  • The issue of public versus private network is a spectrum, not an either/or proposition. The question of whether to use a private or public blockchain depends on what the institution using the blockchain is trying to offer to participants in the network.
  • A federated blockchain may be a viable option for financial institutions that want to adopt blockchain technology but do not want to be part of a public network. R3 is a private blockchain consortium which launched in September 2015 and now has 42 bank members. R3 aims to design and apply distributed ledger technologies to global financial markets. The latest banks to join the consortium during R3's banking membership round in December 2015 are BMO Financial Group, Danske Bank, Intesa Sanpaolo, Natixis, Nomura, Northern Trust, OP Financial Group, Banco Santander, Scotiabank, Sumitomo Mitsui Banking Corporation, U.S. Bancorp and Westpac Banking Corporation.

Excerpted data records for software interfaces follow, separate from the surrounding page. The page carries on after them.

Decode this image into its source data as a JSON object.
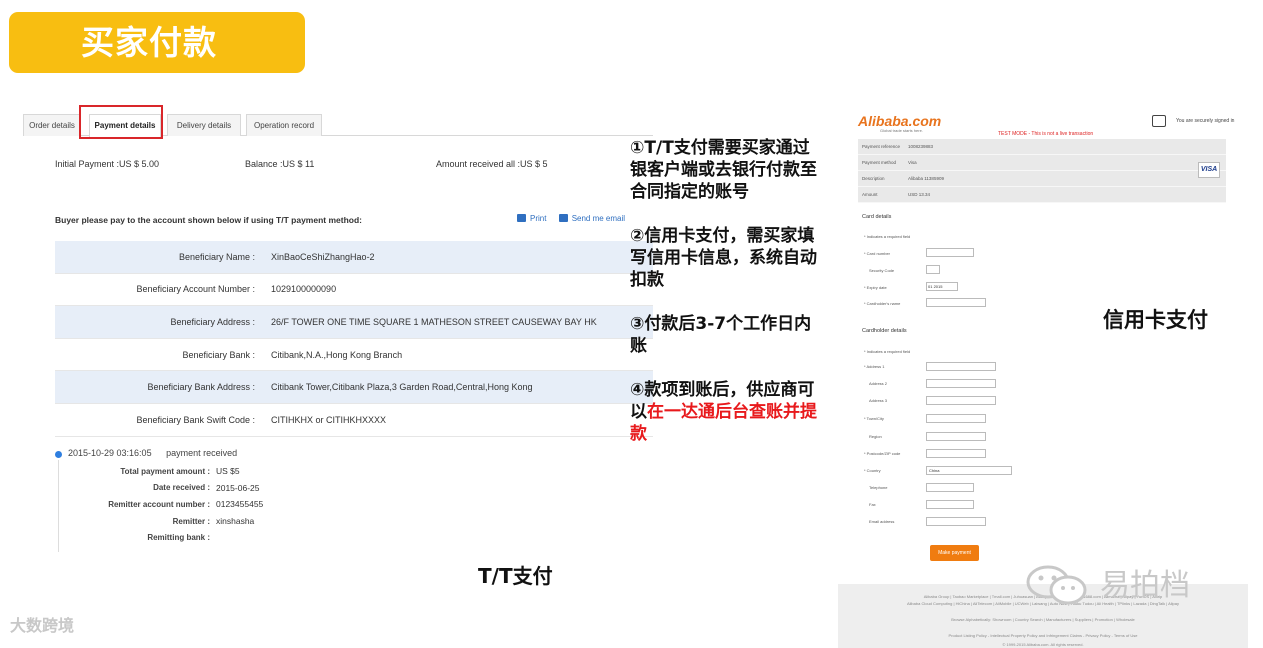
{
  "banner": {
    "title": "买家付款"
  },
  "left_panel": {
    "tabs": [
      "Order details",
      "Payment details",
      "Delivery details",
      "Operation record"
    ],
    "summary": {
      "initial": "Initial Payment :US $ 5.00",
      "balance": "Balance :US $ 11",
      "received": "Amount received all :US $ 5"
    },
    "instruction": "Buyer please pay to the account shown below if using T/T payment method:",
    "print_label": "Print",
    "send_label": "Send me email",
    "beneficiary_rows": [
      {
        "label": "Beneficiary Name :",
        "value": "XinBaoCeShiZhangHao-2"
      },
      {
        "label": "Beneficiary Account Number :",
        "value": "1029100000090"
      },
      {
        "label": "Beneficiary Address :",
        "value": "26/F TOWER ONE TIME SQUARE 1 MATHESON STREET CAUSEWAY BAY HK"
      },
      {
        "label": "Beneficiary Bank :",
        "value": "Citibank,N.A.,Hong Kong Branch"
      },
      {
        "label": "Beneficiary Bank Address :",
        "value": "Citibank Tower,Citibank Plaza,3 Garden Road,Central,Hong Kong"
      },
      {
        "label": "Beneficiary Bank Swift Code :",
        "value": "CITIHKHX or CITIHKHXXXX"
      }
    ],
    "timeline": {
      "datetime": "2015-10-29 03:16:05",
      "event": "payment received",
      "rows": [
        {
          "label": "Total payment amount :",
          "value": "US $5"
        },
        {
          "label": "Date received :",
          "value": "2015-06-25"
        },
        {
          "label": "Remitter account number :",
          "value": "0123455455"
        },
        {
          "label": "Remitter :",
          "value": "xinshasha"
        },
        {
          "label": "Remitting bank :",
          "value": ""
        }
      ]
    }
  },
  "notes": {
    "p1_lines": [
      "①T/T支付需要买家通过",
      "银客户端或去银行付款至",
      "合同指定的账号"
    ],
    "p2_lines": [
      "②信用卡支付，需买家填",
      "写信用卡信息，系统自动",
      "扣款"
    ],
    "p3_lines": [
      "③付款后3-7个工作日内",
      "账"
    ],
    "p4_line1": "④款项到账后，供应商可",
    "p4_line2_prefix": "以",
    "p4_line2_red": "在一达通后台查账并提",
    "p4_line3_red": "款"
  },
  "captions": {
    "tt": "T/T支付",
    "credit_card": "信用卡支付"
  },
  "right_panel": {
    "logo": "Alibaba.com",
    "logo_sub": "Global trade starts here.",
    "test_mode": "TEST MODE - This is not a live transaction",
    "secure_text": "You are securely signed in",
    "payment_summary": [
      {
        "label": "Payment reference",
        "value": "1008239883"
      },
      {
        "label": "Payment method",
        "value": "Visa"
      },
      {
        "label": "Description",
        "value": "Alibaba 11385909"
      },
      {
        "label": "Amount",
        "value": "USD 13.34"
      }
    ],
    "card_logo": "VISA",
    "card_details_title": "Card details",
    "required_note": "* Indicates a required field",
    "card_fields": [
      "* Card number",
      "Security Code",
      "* Expiry date",
      "* Cardholder's name"
    ],
    "expiry_values": [
      "01",
      "2015"
    ],
    "cardholder_title": "Cardholder details",
    "cardholder_fields": [
      "* Address 1",
      "Address 2",
      "Address 3",
      "* Town/City",
      "Region",
      "* Postcode/ZIP code",
      "* Country",
      "Telephone",
      "Fax",
      "Email address"
    ],
    "country_value": "China",
    "make_payment": "Make payment",
    "footer_lines": [
      "Alibaba Group | Taobao Marketplace | Tmall.com | Juhuasuan | AliExpress | Alibaba.com | 1688.com | Alimama | Alipay | YunOS | Alitrip",
      "Alibaba Cloud Computing | HiChina | AliTelecom | AliMobile | UCWeb | Laiwang | Auto Navi | Youku Tudou | Ali Health | TPlinks | Lazada | DingTalk | Alipay",
      "Browse Alphabetically: Showroom | Country Search | Manufacturers | Suppliers | Promotion | Wholesale",
      "Product Listing Policy - Intellectual Property Policy and Infringement Claims - Privacy Policy - Terms of Use",
      "© 1999-2015 Alibaba.com. All rights reserved."
    ]
  },
  "watermarks": {
    "left": "大数跨境",
    "right": "易拍档"
  }
}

  • Blockchain can be used to re-engineer business methods. Blockchain (as a distributed ledger) is shared across a broad business network. At present, businesses keep lists of everything they own and then change these lists in a specific way when ownership of assets changes. Blockchain is a standardised list for all assts. Smart contracts can be used as transactions for making changes to those lists of assets.
  • Blockchain will need to interoperate with existing infrastructure. Institutions already have huge investment in their infrastructure. Blockchain as a distributed shared ledger is an extremely useful tool but it will not replace the infrastructure that is already in place.

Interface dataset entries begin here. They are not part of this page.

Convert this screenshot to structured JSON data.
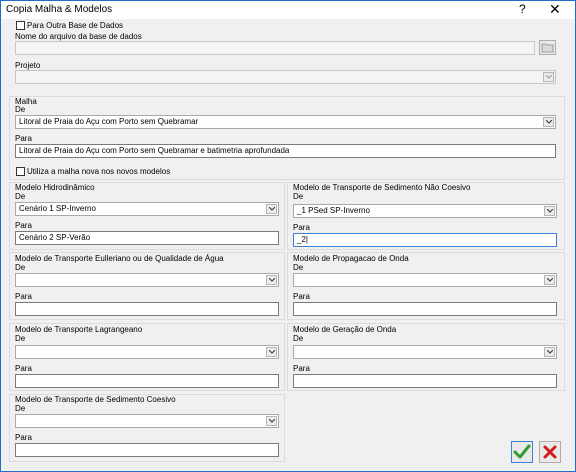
{
  "window": {
    "title": "Copia Malha & Modelos",
    "help_glyph": "?",
    "close_glyph": "✕"
  },
  "database": {
    "other_db_label": "Para Outra Base de Dados",
    "other_db_checked": false,
    "file_label": "Nome do arquivo da base de dados",
    "file_value": "",
    "project_label": "Projeto",
    "project_value": ""
  },
  "mesh": {
    "group_label": "Malha",
    "from_label": "De",
    "from_value": "Litoral de Praia do Açu com Porto sem Quebramar",
    "to_label": "Para",
    "to_value": "Litoral de Praia do Açu com Porto sem Quebramar e batimetria aprofundada",
    "use_new_label": "Utiliza a malha nova nos novos modelos",
    "use_new_checked": false
  },
  "models": {
    "hydro": {
      "label": "Modelo Hidrodinâmico",
      "from_label": "De",
      "from_value": "Cenário 1 SP-Inverno",
      "to_label": "Para",
      "to_value": "Cenário 2 SP-Verão"
    },
    "noncohesive": {
      "label": "Modelo de Transporte de Sedimento Não Coesivo",
      "from_label": "De",
      "from_value": "_1 PSed SP-Inverno",
      "to_label": "Para",
      "to_value": "_2|"
    },
    "eulerian": {
      "label": "Modelo de Transporte Eulleriano ou de Qualidade de Água",
      "from_label": "De",
      "from_value": "",
      "to_label": "Para",
      "to_value": ""
    },
    "wave": {
      "label": "Modelo de Propagacao de Onda",
      "from_label": "De",
      "from_value": "",
      "to_label": "Para",
      "to_value": ""
    },
    "lagrangian": {
      "label": "Modelo de Transporte Lagrangeano",
      "from_label": "De",
      "from_value": "",
      "to_label": "Para",
      "to_value": ""
    },
    "waveGen": {
      "label": "Modelo de Geração de Onda",
      "from_label": "De",
      "from_value": "",
      "to_label": "Para",
      "to_value": ""
    },
    "cohesive": {
      "label": "Modelo de Transporte de Sedimento Coesivo",
      "from_label": "De",
      "from_value": "",
      "to_label": "Para",
      "to_value": ""
    }
  },
  "buttons": {
    "ok_icon": "check-icon",
    "cancel_icon": "cancel-x-icon",
    "ok_color": "#2e9c2e",
    "cancel_color": "#d31d1d"
  }
}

  • Live use cases of blockchain will depend on business requirements and ease of implementation and deployment, particularly in cross-bank integration. Smart contracts are likely to be easier to roll out than distributed ledgers, but distributed ledgers are where the change in existing business methods will happen. NASDAQ has already used blockchain technology. Isolated use cases exist, but these need to be connected together.
  • There are a number of barriers to the adoption of blockchain:
    • Regulation. As blockchain is a new technology, there have been a number of discussions regarding how to regulate it. These discussions assume that, because blockchain is a disruptive technology, and can be used in transactions between financial institutions, it needs regulation. Advocates of blockchain argue that this is not correct. Blockchain is said to remove the need for regulation through the use of technology (by providing a secure, immutable distributed ledger to which all parties in a network, including regulators, have access). Blockchain itself is not hindered by regulation. It is the uses that blockchain is put to that cause a regulatory issue. Blockchain is a facilitator that should simplify regulation.
    • Data protection. A blockchain will often span a number of jurisdictions. This causes data protection issues, as all of the data in the chain can be seen by each of the participants in the network. This will involve transferring data across geographical boundaries, which risks breaching local data protection laws.
    • Privacy. The participants in a network may not want all the other participants to see all the data in the chain. A bank will not want to make its trading exposure public. Participants in private networks need to make sure they are permissioned correctly, with each participant only being able to see certain parts of the chain.
    • Mindset. Incumbents will need to be persuaded that digital currency is more than just disruptive technology. Education is needed to show that blockchain provides tools to carry out business process in a different way.

Businesses are driving the adoption of blockchain in order to benefit from lower costs and increased efficiencies. It is likely however that businesses will use blockchain internally initially (e.g. to simplify their internal business processes), as the barriers to adoption of blockchain are yet to be resolved.

For more information please contact Laura Bruin on or at